▶ _EXERCISE_
Take from the listing each line that has the string "data".

MATERIAL SUPPLIED below:

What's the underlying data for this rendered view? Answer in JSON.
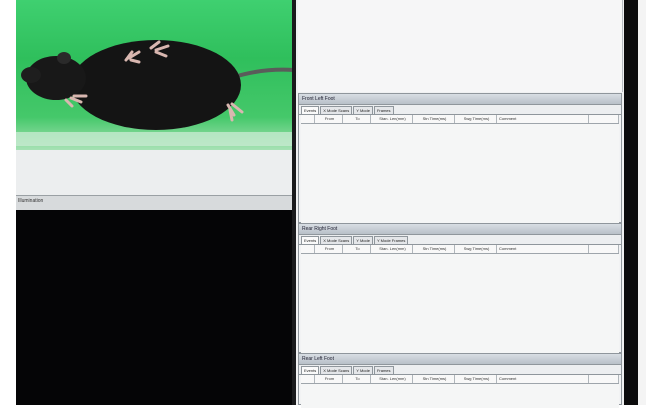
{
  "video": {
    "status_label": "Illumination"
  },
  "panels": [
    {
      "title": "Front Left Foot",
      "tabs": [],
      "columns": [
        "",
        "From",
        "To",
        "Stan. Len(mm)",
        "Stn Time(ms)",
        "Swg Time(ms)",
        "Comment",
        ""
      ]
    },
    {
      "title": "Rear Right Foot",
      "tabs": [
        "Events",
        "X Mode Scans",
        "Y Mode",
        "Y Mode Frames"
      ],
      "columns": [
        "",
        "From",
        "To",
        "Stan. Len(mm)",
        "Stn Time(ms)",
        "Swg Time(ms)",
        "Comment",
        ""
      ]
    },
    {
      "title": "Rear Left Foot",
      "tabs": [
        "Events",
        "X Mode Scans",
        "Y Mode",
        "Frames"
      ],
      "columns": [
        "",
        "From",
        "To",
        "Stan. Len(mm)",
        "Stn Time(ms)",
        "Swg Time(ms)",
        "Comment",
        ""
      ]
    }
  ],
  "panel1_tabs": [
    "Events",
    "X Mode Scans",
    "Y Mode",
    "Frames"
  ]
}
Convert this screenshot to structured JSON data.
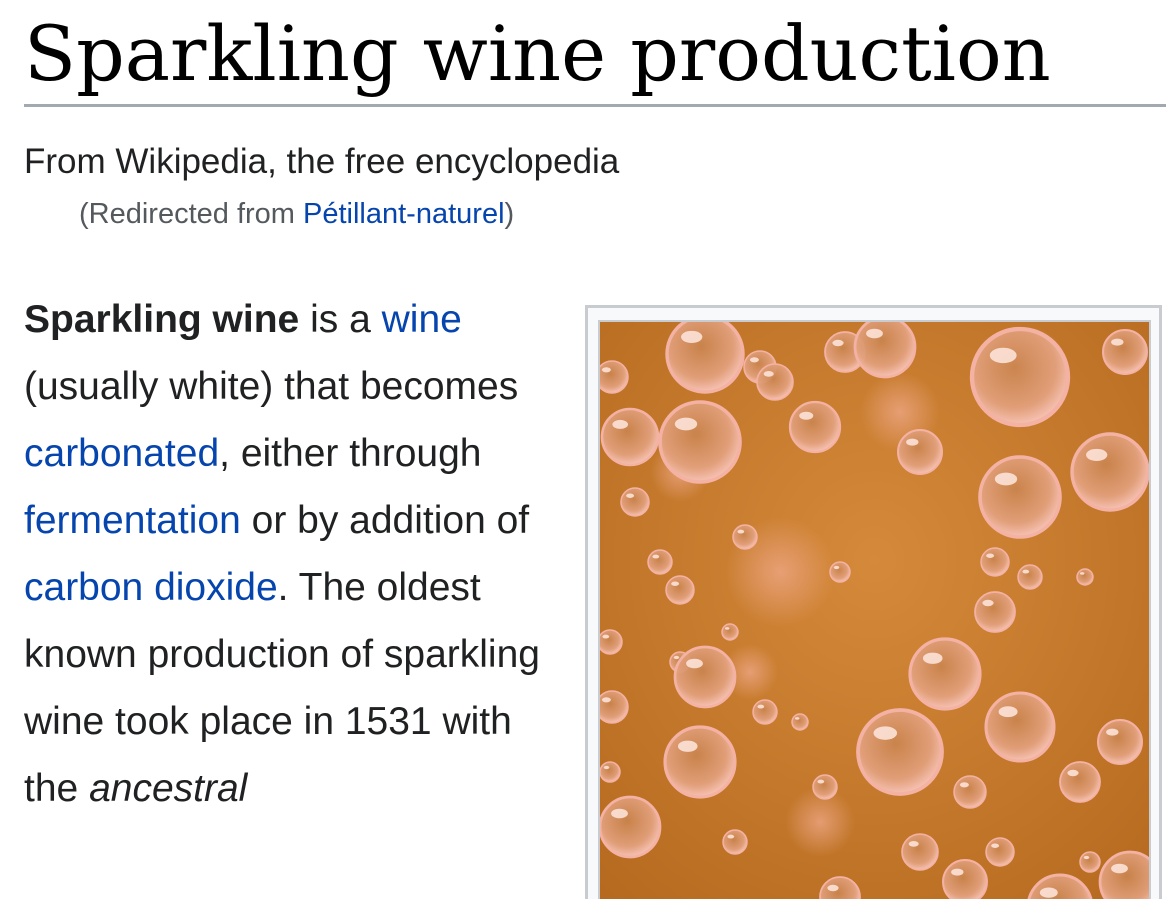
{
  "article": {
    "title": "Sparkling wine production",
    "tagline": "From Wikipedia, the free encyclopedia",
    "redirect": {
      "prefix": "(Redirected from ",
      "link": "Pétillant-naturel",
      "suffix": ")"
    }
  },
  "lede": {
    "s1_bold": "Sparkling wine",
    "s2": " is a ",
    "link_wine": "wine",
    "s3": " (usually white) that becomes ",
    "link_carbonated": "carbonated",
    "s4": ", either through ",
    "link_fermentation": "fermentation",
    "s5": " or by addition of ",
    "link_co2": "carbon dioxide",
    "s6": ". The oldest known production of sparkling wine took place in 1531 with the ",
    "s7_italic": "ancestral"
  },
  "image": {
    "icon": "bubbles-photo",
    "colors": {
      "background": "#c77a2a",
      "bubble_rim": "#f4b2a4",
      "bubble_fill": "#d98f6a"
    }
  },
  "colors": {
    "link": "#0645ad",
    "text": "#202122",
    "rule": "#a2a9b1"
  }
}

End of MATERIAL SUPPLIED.
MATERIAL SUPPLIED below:

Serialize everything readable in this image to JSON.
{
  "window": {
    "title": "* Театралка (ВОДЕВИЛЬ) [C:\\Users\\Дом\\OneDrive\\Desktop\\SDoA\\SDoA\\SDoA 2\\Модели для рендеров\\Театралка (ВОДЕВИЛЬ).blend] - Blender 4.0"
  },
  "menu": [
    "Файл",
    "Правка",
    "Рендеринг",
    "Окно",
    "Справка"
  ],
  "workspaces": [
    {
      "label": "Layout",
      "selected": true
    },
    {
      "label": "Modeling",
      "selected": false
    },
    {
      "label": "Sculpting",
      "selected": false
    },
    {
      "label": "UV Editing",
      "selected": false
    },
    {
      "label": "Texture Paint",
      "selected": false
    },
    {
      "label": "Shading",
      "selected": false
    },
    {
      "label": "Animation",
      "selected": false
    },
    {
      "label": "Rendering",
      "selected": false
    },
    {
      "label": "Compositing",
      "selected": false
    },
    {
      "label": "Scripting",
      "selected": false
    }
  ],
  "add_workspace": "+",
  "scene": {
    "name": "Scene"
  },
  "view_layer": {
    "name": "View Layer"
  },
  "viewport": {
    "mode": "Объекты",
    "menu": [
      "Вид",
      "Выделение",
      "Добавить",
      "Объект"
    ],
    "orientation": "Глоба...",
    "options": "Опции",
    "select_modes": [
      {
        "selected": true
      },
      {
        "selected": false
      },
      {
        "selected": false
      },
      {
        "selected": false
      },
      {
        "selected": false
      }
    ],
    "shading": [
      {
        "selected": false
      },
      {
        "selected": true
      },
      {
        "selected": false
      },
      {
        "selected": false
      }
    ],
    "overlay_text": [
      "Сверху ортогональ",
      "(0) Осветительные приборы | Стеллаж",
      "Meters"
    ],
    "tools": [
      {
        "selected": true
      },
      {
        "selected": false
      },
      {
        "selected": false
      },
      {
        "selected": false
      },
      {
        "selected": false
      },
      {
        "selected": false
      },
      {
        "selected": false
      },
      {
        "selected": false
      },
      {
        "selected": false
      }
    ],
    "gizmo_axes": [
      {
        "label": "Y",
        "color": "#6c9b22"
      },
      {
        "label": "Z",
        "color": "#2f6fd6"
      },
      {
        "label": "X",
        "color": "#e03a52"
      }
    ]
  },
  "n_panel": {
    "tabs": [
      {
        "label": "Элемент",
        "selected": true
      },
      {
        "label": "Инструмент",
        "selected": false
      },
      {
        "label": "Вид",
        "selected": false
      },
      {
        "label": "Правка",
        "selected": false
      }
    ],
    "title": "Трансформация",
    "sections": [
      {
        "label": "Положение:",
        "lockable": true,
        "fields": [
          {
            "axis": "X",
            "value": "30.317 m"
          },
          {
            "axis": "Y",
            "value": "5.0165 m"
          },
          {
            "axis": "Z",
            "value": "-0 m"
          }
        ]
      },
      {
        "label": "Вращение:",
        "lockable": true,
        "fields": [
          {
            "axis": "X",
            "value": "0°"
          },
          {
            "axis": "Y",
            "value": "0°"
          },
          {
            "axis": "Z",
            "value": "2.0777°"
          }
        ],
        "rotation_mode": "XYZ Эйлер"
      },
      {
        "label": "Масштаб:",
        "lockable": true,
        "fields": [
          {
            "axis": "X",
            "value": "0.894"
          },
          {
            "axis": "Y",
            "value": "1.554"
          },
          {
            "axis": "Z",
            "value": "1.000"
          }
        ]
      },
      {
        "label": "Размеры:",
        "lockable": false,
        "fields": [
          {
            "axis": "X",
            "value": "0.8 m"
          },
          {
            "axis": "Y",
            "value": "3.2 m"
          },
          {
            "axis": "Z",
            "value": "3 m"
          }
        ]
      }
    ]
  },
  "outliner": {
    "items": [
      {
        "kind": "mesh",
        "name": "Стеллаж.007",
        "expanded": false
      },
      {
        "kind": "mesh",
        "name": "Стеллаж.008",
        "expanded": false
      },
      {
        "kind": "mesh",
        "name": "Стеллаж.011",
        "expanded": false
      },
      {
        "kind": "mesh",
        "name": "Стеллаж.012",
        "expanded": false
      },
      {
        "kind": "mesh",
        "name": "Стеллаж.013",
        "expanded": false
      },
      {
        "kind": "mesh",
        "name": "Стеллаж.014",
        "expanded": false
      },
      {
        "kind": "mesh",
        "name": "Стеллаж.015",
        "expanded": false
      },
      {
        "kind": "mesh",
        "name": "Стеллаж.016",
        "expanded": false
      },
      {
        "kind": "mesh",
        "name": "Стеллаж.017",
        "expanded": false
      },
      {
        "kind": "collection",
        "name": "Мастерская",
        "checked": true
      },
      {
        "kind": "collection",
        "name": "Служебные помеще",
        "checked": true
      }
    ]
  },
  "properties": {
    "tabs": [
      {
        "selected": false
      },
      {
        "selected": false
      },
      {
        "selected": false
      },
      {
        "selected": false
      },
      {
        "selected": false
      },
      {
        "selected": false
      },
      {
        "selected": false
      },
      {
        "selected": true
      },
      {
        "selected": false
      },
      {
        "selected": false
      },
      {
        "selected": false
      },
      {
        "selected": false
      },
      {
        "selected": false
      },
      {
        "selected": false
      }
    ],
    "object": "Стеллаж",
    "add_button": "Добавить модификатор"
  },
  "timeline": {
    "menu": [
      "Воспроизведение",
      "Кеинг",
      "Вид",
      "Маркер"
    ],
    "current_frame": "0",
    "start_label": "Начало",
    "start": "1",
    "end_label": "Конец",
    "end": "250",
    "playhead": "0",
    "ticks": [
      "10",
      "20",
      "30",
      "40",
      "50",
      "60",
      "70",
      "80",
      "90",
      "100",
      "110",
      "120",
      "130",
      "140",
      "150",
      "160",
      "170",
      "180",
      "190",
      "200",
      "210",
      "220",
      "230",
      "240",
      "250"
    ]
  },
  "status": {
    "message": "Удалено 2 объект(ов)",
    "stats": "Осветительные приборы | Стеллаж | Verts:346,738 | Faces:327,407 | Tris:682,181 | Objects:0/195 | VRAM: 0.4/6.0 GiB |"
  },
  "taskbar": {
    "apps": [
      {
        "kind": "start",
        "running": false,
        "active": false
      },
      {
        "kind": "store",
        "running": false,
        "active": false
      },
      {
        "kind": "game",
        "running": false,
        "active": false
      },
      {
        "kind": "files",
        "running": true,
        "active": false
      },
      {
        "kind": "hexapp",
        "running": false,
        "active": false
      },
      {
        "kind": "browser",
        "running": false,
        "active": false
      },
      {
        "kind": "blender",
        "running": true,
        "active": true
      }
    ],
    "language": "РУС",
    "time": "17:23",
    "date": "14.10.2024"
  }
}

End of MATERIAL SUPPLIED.
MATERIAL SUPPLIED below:

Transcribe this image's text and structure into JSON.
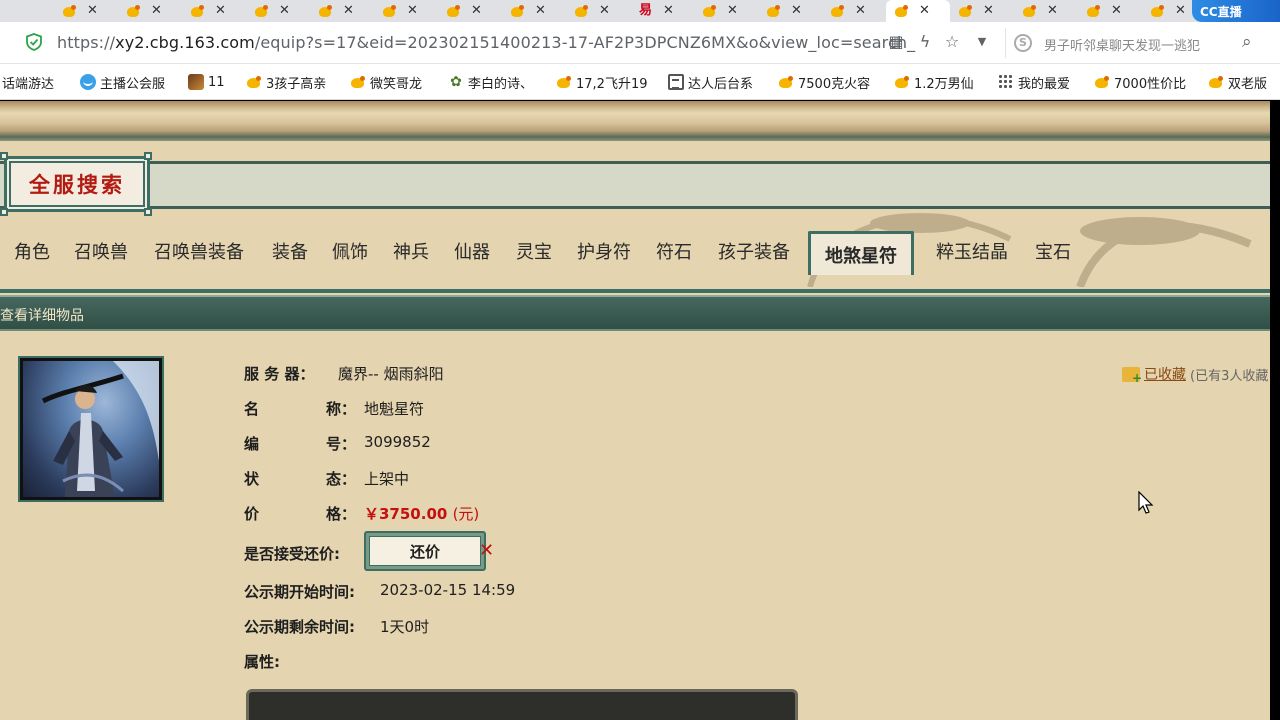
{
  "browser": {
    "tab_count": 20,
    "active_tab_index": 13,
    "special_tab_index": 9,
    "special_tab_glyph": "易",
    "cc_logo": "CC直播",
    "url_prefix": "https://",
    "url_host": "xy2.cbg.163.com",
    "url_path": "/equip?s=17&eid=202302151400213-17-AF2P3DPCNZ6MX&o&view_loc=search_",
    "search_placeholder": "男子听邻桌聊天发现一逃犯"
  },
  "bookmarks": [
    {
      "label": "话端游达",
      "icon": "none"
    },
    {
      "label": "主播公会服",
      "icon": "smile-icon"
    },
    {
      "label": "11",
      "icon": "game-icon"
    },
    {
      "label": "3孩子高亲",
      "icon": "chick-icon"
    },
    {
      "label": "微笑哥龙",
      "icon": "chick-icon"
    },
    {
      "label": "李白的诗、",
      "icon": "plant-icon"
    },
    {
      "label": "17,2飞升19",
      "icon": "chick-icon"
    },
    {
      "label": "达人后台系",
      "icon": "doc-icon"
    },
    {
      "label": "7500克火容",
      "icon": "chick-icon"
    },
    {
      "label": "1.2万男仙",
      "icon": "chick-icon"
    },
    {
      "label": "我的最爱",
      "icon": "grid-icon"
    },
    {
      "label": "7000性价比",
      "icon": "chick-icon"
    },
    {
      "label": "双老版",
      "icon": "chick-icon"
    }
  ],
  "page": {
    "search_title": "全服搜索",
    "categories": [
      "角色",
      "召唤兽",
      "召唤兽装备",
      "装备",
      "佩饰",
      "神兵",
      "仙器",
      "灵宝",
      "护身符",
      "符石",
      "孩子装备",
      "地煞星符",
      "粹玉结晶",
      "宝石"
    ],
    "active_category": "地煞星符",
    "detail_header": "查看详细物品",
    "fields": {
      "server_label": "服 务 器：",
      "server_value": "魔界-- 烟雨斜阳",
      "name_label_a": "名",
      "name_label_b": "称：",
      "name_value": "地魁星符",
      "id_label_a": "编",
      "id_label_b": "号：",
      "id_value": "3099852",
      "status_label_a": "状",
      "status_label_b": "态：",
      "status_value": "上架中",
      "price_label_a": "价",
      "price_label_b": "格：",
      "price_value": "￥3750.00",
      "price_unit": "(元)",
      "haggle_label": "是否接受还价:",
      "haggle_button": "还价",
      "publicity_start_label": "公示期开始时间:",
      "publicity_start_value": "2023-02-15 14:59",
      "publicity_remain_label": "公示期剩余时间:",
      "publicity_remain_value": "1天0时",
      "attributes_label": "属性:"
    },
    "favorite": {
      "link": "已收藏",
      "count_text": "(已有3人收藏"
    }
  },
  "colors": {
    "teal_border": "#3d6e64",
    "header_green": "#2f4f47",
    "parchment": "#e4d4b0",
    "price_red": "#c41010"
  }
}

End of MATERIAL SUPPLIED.

▶ _SOLUTION BELOW_
What's the underlying data for this rendered view? Answer in JSON.
Convert this screenshot to structured JSON data.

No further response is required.